Steven Baker, vice president of product management at Warner Bros., remembers where he was two weeks ago when he heard that R.E.M.’s latest album, Out of Time, had reached the top of the pop albums chart. ”I was standing in the hallway near my office, and the head of promotion came up to me and said, ‘Congratulations, buddy — No. 1 album!’ And I said, ‘What album?”’
A week later, R.E.M. was bumped from No. 1 by Michael Bolton’s Time, Love & Tenderness. But Baker should still be surprised. Five years ago, alternative-music fans would have traded in their black clothes for a world in which R.E.M. ruled the charts. Now Out of Time — the Athens, Ga., band’s eighth and most experimental release — is approaching sales of 2 million, and its luminous single, ”Losing My Religion,” has cracked the top 10 as well.
Baker says such figures are ”a testament to the good taste of the American public.” But the album’s good fortune is also due to the band’s growing following and to astute marketing. Although R.E.M. will not tour this year, they did visit radio stations, make themselves available for extensive press interviews, and appear on Saturday Night Live and MTV’s Unplugged.

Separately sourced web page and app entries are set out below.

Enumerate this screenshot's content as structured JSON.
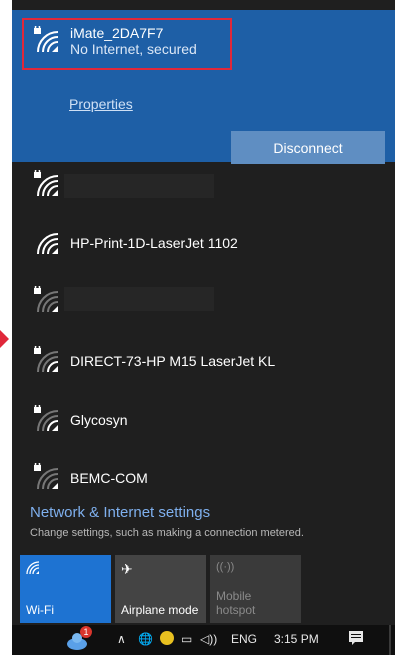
{
  "connected_network": {
    "ssid": "iMate_2DA7F7",
    "status": "No Internet, secured",
    "properties_label": "Properties",
    "disconnect_label": "Disconnect"
  },
  "networks": [
    {
      "name": "",
      "secured": true
    },
    {
      "name": "HP-Print-1D-LaserJet 1102",
      "secured": false
    },
    {
      "name": "",
      "secured": true
    },
    {
      "name": "DIRECT-73-HP M15 LaserJet KL",
      "secured": true
    },
    {
      "name": "Glycosyn",
      "secured": true
    },
    {
      "name": "BEMC-COM",
      "secured": true
    }
  ],
  "settings": {
    "title": "Network & Internet settings",
    "subtitle": "Change settings, such as making a connection metered."
  },
  "quick_actions": [
    {
      "label": "Wi-Fi",
      "icon": "wifi-icon",
      "active": true
    },
    {
      "label": "Airplane mode",
      "icon": "airplane-icon",
      "active": false
    },
    {
      "label": "Mobile\nhotspot",
      "icon": "hotspot-icon",
      "active": false,
      "disabled": true
    }
  ],
  "taskbar": {
    "language": "ENG",
    "time": "3:15 PM",
    "notification_badge": "1"
  },
  "colors": {
    "accent": "#1e5fa6",
    "panel_bg": "#1f1f1f",
    "highlight": "#e0283a",
    "link": "#7fb0ee"
  }
}
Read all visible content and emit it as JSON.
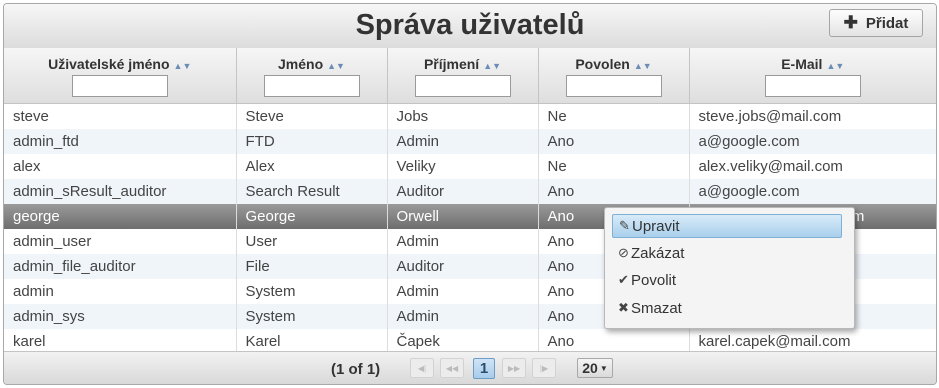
{
  "title": "Správa uživatelů",
  "add_button": {
    "icon": "plus-icon",
    "label": "Přidat"
  },
  "columns": [
    {
      "label": "Uživatelské jméno",
      "sort_icon": "sort-icon"
    },
    {
      "label": "Jméno",
      "sort_icon": "sort-icon"
    },
    {
      "label": "Příjmení",
      "sort_icon": "sort-icon"
    },
    {
      "label": "Povolen",
      "sort_icon": "sort-icon"
    },
    {
      "label": "E-Mail",
      "sort_icon": "sort-icon"
    }
  ],
  "rows": [
    {
      "username": "steve",
      "name": "Steve",
      "surname": "Jobs",
      "enabled": "Ne",
      "email": "steve.jobs@mail.com"
    },
    {
      "username": "admin_ftd",
      "name": "FTD",
      "surname": "Admin",
      "enabled": "Ano",
      "email": "a@google.com"
    },
    {
      "username": "alex",
      "name": "Alex",
      "surname": "Veliky",
      "enabled": "Ne",
      "email": "alex.veliky@mail.com"
    },
    {
      "username": "admin_sResult_auditor",
      "name": "Search Result",
      "surname": "Auditor",
      "enabled": "Ano",
      "email": "a@google.com"
    },
    {
      "username": "george",
      "name": "George",
      "surname": "Orwell",
      "enabled": "Ano",
      "email": "om"
    },
    {
      "username": "admin_user",
      "name": "User",
      "surname": "Admin",
      "enabled": "Ano",
      "email": ""
    },
    {
      "username": "admin_file_auditor",
      "name": "File",
      "surname": "Auditor",
      "enabled": "Ano",
      "email": ""
    },
    {
      "username": "admin",
      "name": "System",
      "surname": "Admin",
      "enabled": "Ano",
      "email": ""
    },
    {
      "username": "admin_sys",
      "name": "System",
      "surname": "Admin",
      "enabled": "Ano",
      "email": ""
    },
    {
      "username": "karel",
      "name": "Karel",
      "surname": "Čapek",
      "enabled": "Ano",
      "email": "karel.capek@mail.com"
    }
  ],
  "selected_row": "george",
  "context_menu": {
    "items": [
      {
        "label": "Upravit",
        "icon": "edit-icon",
        "active": true
      },
      {
        "label": "Zakázat",
        "icon": "disable-icon",
        "active": false
      },
      {
        "label": "Povolit",
        "icon": "check-icon",
        "active": false
      },
      {
        "label": "Smazat",
        "icon": "delete-icon",
        "active": false
      }
    ]
  },
  "paginator": {
    "page_info": "(1 of 1)",
    "current_page": "1",
    "rows_per_page": "20"
  }
}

Still, the main key to the album’s success is ”Losing My Religion,” which was chosen only after ”long, drawn-out discussions” about releasing what Baker calls such an ”unconventional track” as the album’s first single. The gamble paid off, though. Warner Bros. first established the song at alternative, college, and album-rock radio stations and on MTV before sending it to Top 40 stations — which, smelling success, were by then more willing to play a brooding single that features a mandolin, an instrument that hasn’t been anywhere near the pop charts since Rod Stewart’s ”Maggie May” in 1971.

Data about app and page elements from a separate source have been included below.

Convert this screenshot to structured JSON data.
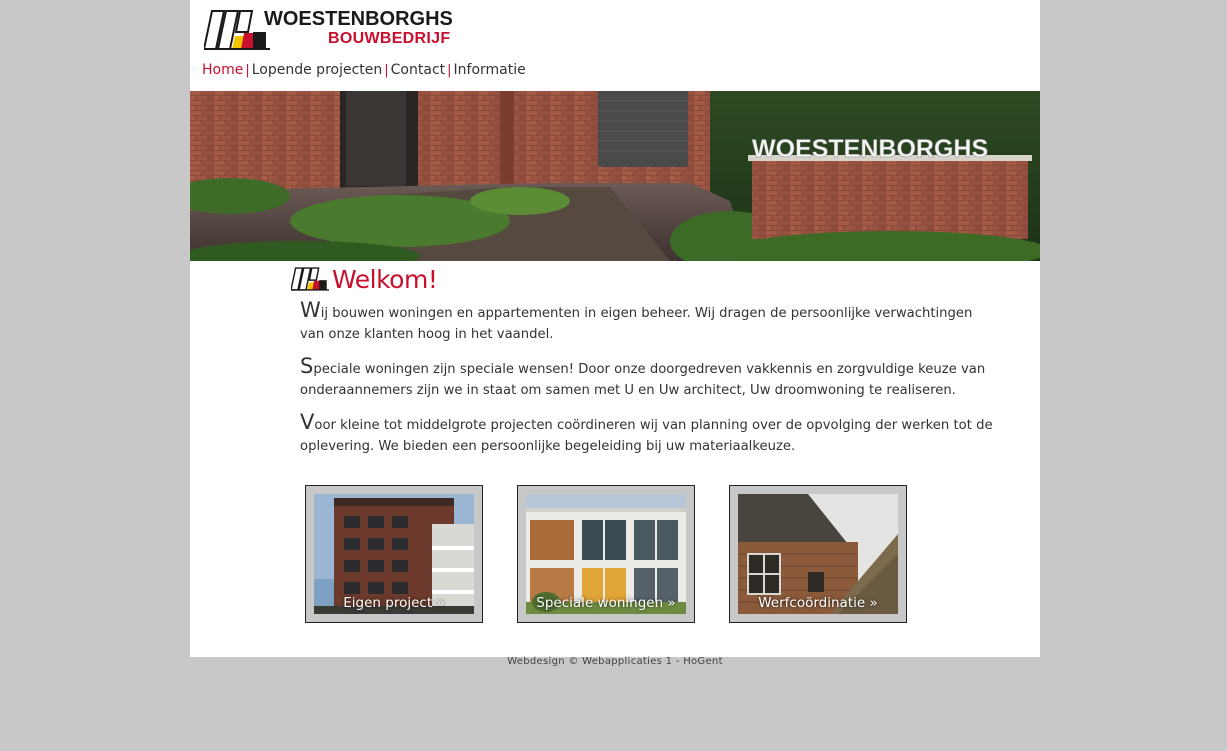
{
  "logo": {
    "line1": "WOESTENBORGHS",
    "line2": "BOUWBEDRIJF",
    "colors": {
      "dark": "#1a1a1a",
      "red": "#c8102e",
      "yellow": "#f2c500"
    }
  },
  "nav": {
    "items": [
      {
        "label": "Home",
        "active": true
      },
      {
        "label": "Lopende projecten",
        "active": false
      },
      {
        "label": "Contact",
        "active": false
      },
      {
        "label": "Informatie",
        "active": false
      }
    ],
    "separator": "|"
  },
  "banner": {
    "sign_text": "WOESTENBORGHS"
  },
  "welcome": {
    "title": "Welkom!",
    "paragraphs": [
      {
        "initial": "W",
        "rest": "ij bouwen woningen en appartementen in eigen beheer. Wij dragen de persoonlijke verwachtingen van onze klanten hoog in het vaandel."
      },
      {
        "initial": "S",
        "rest": "peciale woningen zijn speciale wensen! Door onze doorgedreven vakkennis en zorgvuldige keuze van onderaannemers zijn we in staat om samen met U en Uw architect, Uw droomwoning te realiseren."
      },
      {
        "initial": "V",
        "rest": "oor kleine tot middelgrote projecten coördineren wij van planning over de opvolging der werken tot de oplevering. We bieden een persoonlijke begeleiding bij uw materiaalkeuze."
      }
    ]
  },
  "cards": [
    {
      "label": "Eigen project »"
    },
    {
      "label": "Speciale woningen »"
    },
    {
      "label": "Werfcoördinatie »"
    }
  ],
  "footer": {
    "text": "Webdesign © Webapplicaties 1 - HoGent"
  },
  "colors": {
    "accent": "#c8102e",
    "background": "#c8c8c8",
    "page": "#ffffff"
  }
}
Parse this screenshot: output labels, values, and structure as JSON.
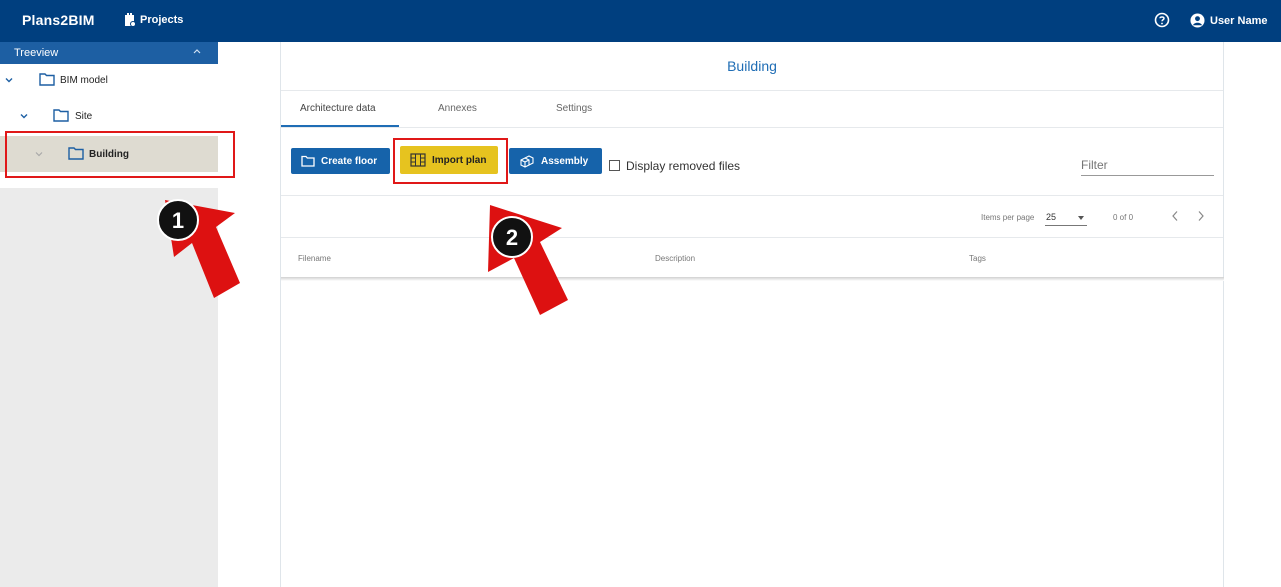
{
  "header": {
    "brand": "Plans2BIM",
    "projects_label": "Projects",
    "user_name": "User Name"
  },
  "sidebar": {
    "title": "Treeview",
    "items": [
      {
        "label": "BIM model",
        "level": 0,
        "expanded": true
      },
      {
        "label": "Site",
        "level": 1,
        "expanded": true
      },
      {
        "label": "Building",
        "level": 2,
        "expanded": true,
        "selected": true
      }
    ]
  },
  "main": {
    "title": "Building",
    "tabs": [
      {
        "label": "Architecture data",
        "active": true
      },
      {
        "label": "Annexes",
        "active": false
      },
      {
        "label": "Settings",
        "active": false
      }
    ],
    "toolbar": {
      "create_floor": "Create floor",
      "import_plan": "Import plan",
      "assembly": "Assembly",
      "display_removed_files": "Display removed files",
      "filter_placeholder": "Filter"
    },
    "pagination": {
      "items_per_page_label": "Items per page",
      "items_per_page_value": "25",
      "range": "0 of 0"
    },
    "table": {
      "columns": [
        "Filename",
        "Description",
        "Tags"
      ]
    }
  },
  "annotations": {
    "step1": "1",
    "step2": "2"
  },
  "colors": {
    "topbar": "#003f7f",
    "primary": "#1663aa",
    "highlight_button": "#e6c31f",
    "annotation_red": "#e01818"
  }
}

”The record crosses the boundaries of being just an alternative record,” says Jay Taylor, program director of Tampa’s Q105, which plays ”Losing My Religion” alongside more standard Top 40 fare by Color Me Badd, Guy, and Amy Grant. Taylor admits that ”Losing My Religion” is ”a hard record to program; you can’t play L.L. Cool J behind it. But it’s a real pop record — you can dance to it.” Still, the song’s acceptance might reflect a much-discussed backlash against synthesizer-based, Top 40 dance music. Ratings at many Top 40 stations are down, and fatigued listeners seem to be more receptive to less conventional hits like ”Losing My Religion” and Queensrÿche’s ”Silent Lucidity.” ”Music runs in cycles,” says Taylor. ”The audience is ready to move into the next phase of music, bands like the Cure, the Divinyls, and R.E.M.”
Jefferson Holt, R.E.M.’s manager, thought something was up when a friend heard ”Losing My Religion” in a gym in Athens. Says Holt dryly, ”It was a hit with the aerobics class.” He says the unexpected success of the record ”isn’t going to change anything”; R.E.M. still plans to take time off this summer before they start their next album. As for the band’s reaction to hitting the top of the pop charts, Holt recalls, ”We all laughed and hugged each other.” They didn’t find it silly or unhip? ”We’re not that jaded,” he says with a laugh.